"To see nobody held accountable is extremely frustrating," he said. "And it gets much harder if you let the evidence grow stale for nine years."
Dziv suggests that the DOJ direct its agents to comb through the communications of top bank executives to turn up any indication that they knew mortgages were faulty.
"That's what it takes — a text message or email from a top executive expressing knowledge of the problem," he said.
When asked if the DOJ is considering whether to use FIRREA to go after Wall Street executives, DOJ spokesman Rodenbush answered, "We decline to comment on any investigations that may be ongoing."

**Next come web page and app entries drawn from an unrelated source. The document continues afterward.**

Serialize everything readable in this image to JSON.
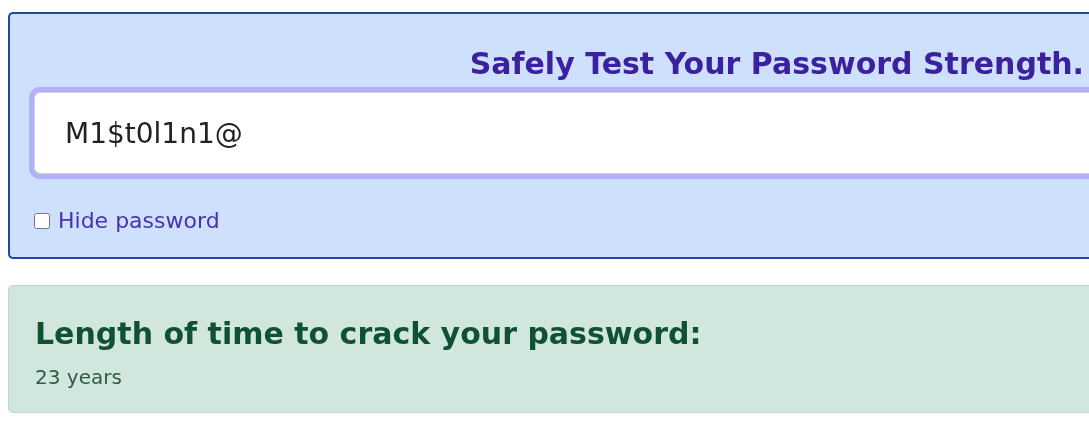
{
  "tester": {
    "title": "Safely Test Your Password Strength.",
    "password_field": {
      "value": "M1$t0l1n1@",
      "focused": true
    },
    "hide_password": {
      "label": "Hide password",
      "checked": false
    }
  },
  "result": {
    "heading": "Length of time to crack your password:",
    "value": "23 years"
  }
}
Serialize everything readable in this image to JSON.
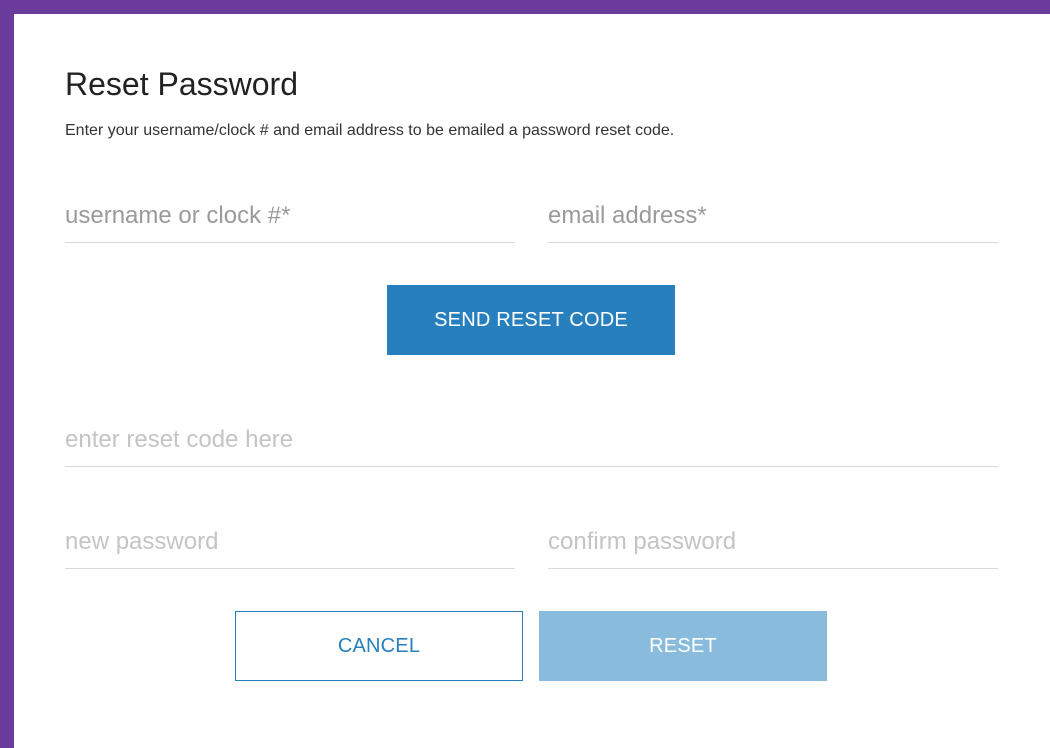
{
  "dialog": {
    "title": "Reset Password",
    "instructions": "Enter your username/clock # and email address to be emailed a password reset code."
  },
  "step1": {
    "username_placeholder": "username or clock #*",
    "email_placeholder": "email address*",
    "send_button_label": "SEND RESET CODE"
  },
  "step2": {
    "reset_code_placeholder": "enter reset code here",
    "new_password_placeholder": "new password",
    "confirm_password_placeholder": "confirm password"
  },
  "actions": {
    "cancel_label": "CANCEL",
    "reset_label": "RESET"
  },
  "colors": {
    "frame": "#6a3a9c",
    "primary": "#2780bd",
    "primary_disabled": "#89bcdc"
  }
}
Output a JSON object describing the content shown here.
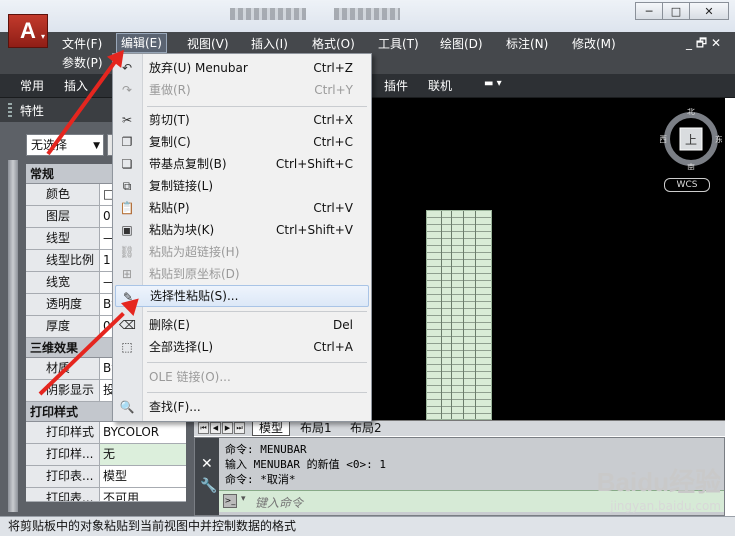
{
  "window_controls": {
    "minimize": "─",
    "maximize": "□",
    "close": "✕"
  },
  "app_logo": {
    "letter": "A",
    "arrow": "▾"
  },
  "menubar": {
    "items": [
      "文件(F)",
      "编辑(E)",
      "视图(V)",
      "插入(I)",
      "格式(O)",
      "工具(T)",
      "绘图(D)",
      "标注(N)",
      "修改(M)"
    ],
    "second_row": "参数(P)",
    "mdi_controls": "_ 🗗 ✕"
  },
  "ribbon_tabs": [
    "常用",
    "插入",
    "插件",
    "联机"
  ],
  "palette": {
    "title": "特性",
    "selector": "无选择",
    "sections": [
      {
        "name": "常规",
        "rows": [
          {
            "k": "颜色",
            "v": "□"
          },
          {
            "k": "图层",
            "v": "0"
          },
          {
            "k": "线型",
            "v": "—"
          },
          {
            "k": "线型比例",
            "v": "1"
          },
          {
            "k": "线宽",
            "v": "—"
          },
          {
            "k": "透明度",
            "v": "By"
          },
          {
            "k": "厚度",
            "v": "0"
          }
        ]
      },
      {
        "name": "三维效果",
        "rows": [
          {
            "k": "材质",
            "v": "By"
          },
          {
            "k": "阴影显示",
            "v": "投"
          }
        ]
      },
      {
        "name": "打印样式",
        "rows": [
          {
            "k": "打印样式",
            "v": "BYCOLOR"
          },
          {
            "k": "打印样...",
            "v": "无"
          },
          {
            "k": "打印表...",
            "v": "模型"
          },
          {
            "k": "打印表...",
            "v": "不可用"
          }
        ]
      }
    ]
  },
  "viewcube": {
    "north": "北",
    "south": "南",
    "west": "西",
    "east": "东",
    "face": "上",
    "wcs": "WCS"
  },
  "layout_tabs": [
    "模型",
    "布局1",
    "布局2"
  ],
  "command": {
    "history": [
      "命令: MENUBAR",
      "输入 MENUBAR 的新值 <0>: 1",
      "命令: *取消*"
    ],
    "placeholder": "键入命令"
  },
  "status": "将剪贴板中的对象粘贴到当前视图中并控制数据的格式",
  "watermark": {
    "big": "Baidu经验",
    "small": "jingyan.baidu.com"
  },
  "edit_menu": {
    "items": [
      {
        "label": "放弃(U) Menubar",
        "shortcut": "Ctrl+Z",
        "icon": "↶",
        "disabled": false
      },
      {
        "label": "重做(R)",
        "shortcut": "Ctrl+Y",
        "icon": "↷",
        "disabled": true
      },
      {
        "label": "剪切(T)",
        "shortcut": "Ctrl+X",
        "icon": "✂",
        "disabled": false
      },
      {
        "label": "复制(C)",
        "shortcut": "Ctrl+C",
        "icon": "❐",
        "disabled": false
      },
      {
        "label": "带基点复制(B)",
        "shortcut": "Ctrl+Shift+C",
        "icon": "❏",
        "disabled": false
      },
      {
        "label": "复制链接(L)",
        "shortcut": "",
        "icon": "⧉",
        "disabled": false
      },
      {
        "label": "粘贴(P)",
        "shortcut": "Ctrl+V",
        "icon": "📋",
        "disabled": false
      },
      {
        "label": "粘贴为块(K)",
        "shortcut": "Ctrl+Shift+V",
        "icon": "▣",
        "disabled": false
      },
      {
        "label": "粘贴为超链接(H)",
        "shortcut": "",
        "icon": "⛓",
        "disabled": true
      },
      {
        "label": "粘贴到原坐标(D)",
        "shortcut": "",
        "icon": "⊞",
        "disabled": true
      },
      {
        "label": "选择性粘贴(S)...",
        "shortcut": "",
        "icon": "✎",
        "disabled": false
      },
      {
        "label": "删除(E)",
        "shortcut": "Del",
        "icon": "⌫",
        "disabled": false
      },
      {
        "label": "全部选择(L)",
        "shortcut": "Ctrl+A",
        "icon": "⬚",
        "disabled": false
      },
      {
        "label": "OLE 链接(O)...",
        "shortcut": "",
        "icon": "",
        "disabled": true
      },
      {
        "label": "查找(F)...",
        "shortcut": "",
        "icon": "🔍",
        "disabled": false
      }
    ]
  }
}
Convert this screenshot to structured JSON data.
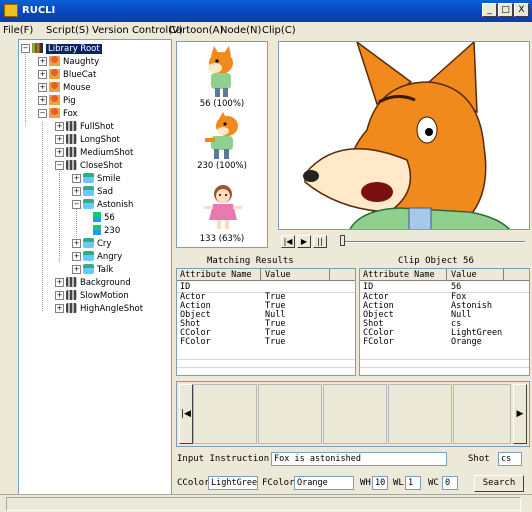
{
  "window": {
    "title": "RUCLI",
    "minimize": "_",
    "maximize": "□",
    "close": "X"
  },
  "menu": [
    "File(F)",
    "Script(S)",
    "Version Control(V)",
    "Cartoon(A)",
    "Node(N)",
    "Clip(C)"
  ],
  "tree": {
    "root": "Library Root",
    "characters": [
      "Naughty",
      "BlueCat",
      "Mouse",
      "Pig",
      "Fox"
    ],
    "shots": [
      "FullShot",
      "LongShot",
      "MediumShot",
      "CloseShot"
    ],
    "actions": [
      "Smile",
      "Sad",
      "Astonish"
    ],
    "clips": [
      "56",
      "230"
    ],
    "actions_after": [
      "Cry",
      "Angry",
      "Talk"
    ],
    "shots_after": [
      "Background",
      "SlowMotion",
      "HighAngleShot"
    ]
  },
  "thumbnails": [
    {
      "caption": "56 (100%)",
      "icon": "fox-character-icon"
    },
    {
      "caption": "230 (100%)",
      "icon": "fox-character-icon"
    },
    {
      "caption": "133 (63%)",
      "icon": "girl-character-icon"
    }
  ],
  "player": {
    "prev": "|◀",
    "play": "▶",
    "pause": "||"
  },
  "matching": {
    "title": "Matching Results",
    "columns": [
      "Attribute Name",
      "Value"
    ],
    "rows": [
      [
        "ID",
        ""
      ],
      [
        "Actor",
        "True"
      ],
      [
        "Action",
        "True"
      ],
      [
        "Object",
        "Null"
      ],
      [
        "Shot",
        "True"
      ],
      [
        "CColor",
        "True"
      ],
      [
        "FColor",
        "True"
      ]
    ]
  },
  "clip": {
    "title": "Clip Object 56",
    "columns": [
      "Attribute Name",
      "Value"
    ],
    "rows": [
      [
        "ID",
        "56"
      ],
      [
        "Actor",
        "Fox"
      ],
      [
        "Action",
        "Astonish"
      ],
      [
        "Object",
        "Null"
      ],
      [
        "Shot",
        "cs"
      ],
      [
        "CColor",
        "LightGreen"
      ],
      [
        "FColor",
        "Orange"
      ]
    ]
  },
  "strip": {
    "prev": "|◀",
    "next": "▶"
  },
  "form": {
    "instruction_label": "Input Instruction",
    "instruction_value": "Fox is astonished",
    "shot_label": "Shot",
    "shot_value": "cs",
    "ccolor_label": "CColor",
    "ccolor_value": "LightGreer",
    "fcolor_label": "FColor",
    "fcolor_value": "Orange",
    "wh_label": "WH",
    "wh_value": "10",
    "wl_label": "WL",
    "wl_value": "1",
    "wc_label": "WC",
    "wc_value": "0",
    "search_label": "Search"
  },
  "colors": {
    "titlebar": "#0a4fc8",
    "face": "#ece9d8",
    "border": "#7f9db9",
    "fox_orange": "#f08a1c"
  }
}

Angelides remains hopeful that the Obama administration will make a final push for corporate accountability.
"For the sake of people's faith in the judicial system, and so that law enforcement really has a deterrent effect, the DOJ has an obligation to lay out to American people what it has done and what it intends to do about it," he said.
But when pressed about whether he thinks that's likely to happen, Angelides didn't seem confident: "I don't have a clear indication that they will marshal the resources, unfortunately; no."
Follow Avi Asher-Schapiro on Twitter: @AASchapiro